EXERCISE OBJECTIVE: Determine how many lines in the listing contain the string "handle". Only that number goes in the answer.

● ● ● ● ●

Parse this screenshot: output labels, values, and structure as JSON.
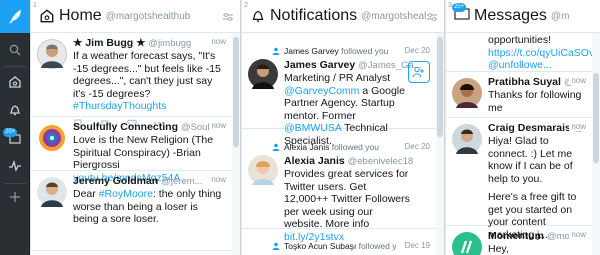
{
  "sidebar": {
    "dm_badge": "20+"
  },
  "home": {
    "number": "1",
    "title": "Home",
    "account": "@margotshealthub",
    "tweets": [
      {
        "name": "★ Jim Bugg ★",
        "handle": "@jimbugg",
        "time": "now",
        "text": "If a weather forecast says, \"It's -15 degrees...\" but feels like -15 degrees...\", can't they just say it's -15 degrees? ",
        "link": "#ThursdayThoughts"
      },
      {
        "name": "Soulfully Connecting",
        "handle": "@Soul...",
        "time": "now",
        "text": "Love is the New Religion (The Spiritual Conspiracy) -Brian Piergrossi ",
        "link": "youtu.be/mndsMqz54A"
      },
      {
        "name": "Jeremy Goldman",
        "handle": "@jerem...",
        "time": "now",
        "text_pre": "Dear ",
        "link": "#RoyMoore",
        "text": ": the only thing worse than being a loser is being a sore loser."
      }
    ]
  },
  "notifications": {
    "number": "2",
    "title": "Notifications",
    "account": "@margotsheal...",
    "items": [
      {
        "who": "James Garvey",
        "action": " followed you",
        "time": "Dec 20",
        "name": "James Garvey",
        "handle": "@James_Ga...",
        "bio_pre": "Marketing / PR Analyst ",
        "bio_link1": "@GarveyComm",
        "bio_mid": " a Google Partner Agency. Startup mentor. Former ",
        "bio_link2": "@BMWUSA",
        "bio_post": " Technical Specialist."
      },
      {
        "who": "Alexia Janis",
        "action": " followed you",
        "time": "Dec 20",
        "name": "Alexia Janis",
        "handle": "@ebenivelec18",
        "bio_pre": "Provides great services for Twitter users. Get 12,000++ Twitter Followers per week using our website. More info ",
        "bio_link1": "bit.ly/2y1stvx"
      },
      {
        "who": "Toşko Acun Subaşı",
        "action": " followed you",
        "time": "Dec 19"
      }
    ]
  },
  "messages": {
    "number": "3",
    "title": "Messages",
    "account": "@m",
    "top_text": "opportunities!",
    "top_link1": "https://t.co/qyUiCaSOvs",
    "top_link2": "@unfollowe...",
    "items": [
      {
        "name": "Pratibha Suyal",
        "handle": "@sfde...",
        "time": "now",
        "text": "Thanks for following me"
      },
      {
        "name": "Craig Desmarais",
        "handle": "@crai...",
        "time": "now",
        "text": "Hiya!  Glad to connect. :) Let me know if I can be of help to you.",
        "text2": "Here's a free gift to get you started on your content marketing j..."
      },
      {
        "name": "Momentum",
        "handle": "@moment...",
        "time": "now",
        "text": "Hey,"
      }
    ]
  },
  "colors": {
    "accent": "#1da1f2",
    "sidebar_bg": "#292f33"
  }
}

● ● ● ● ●

TASK ANSWER: 8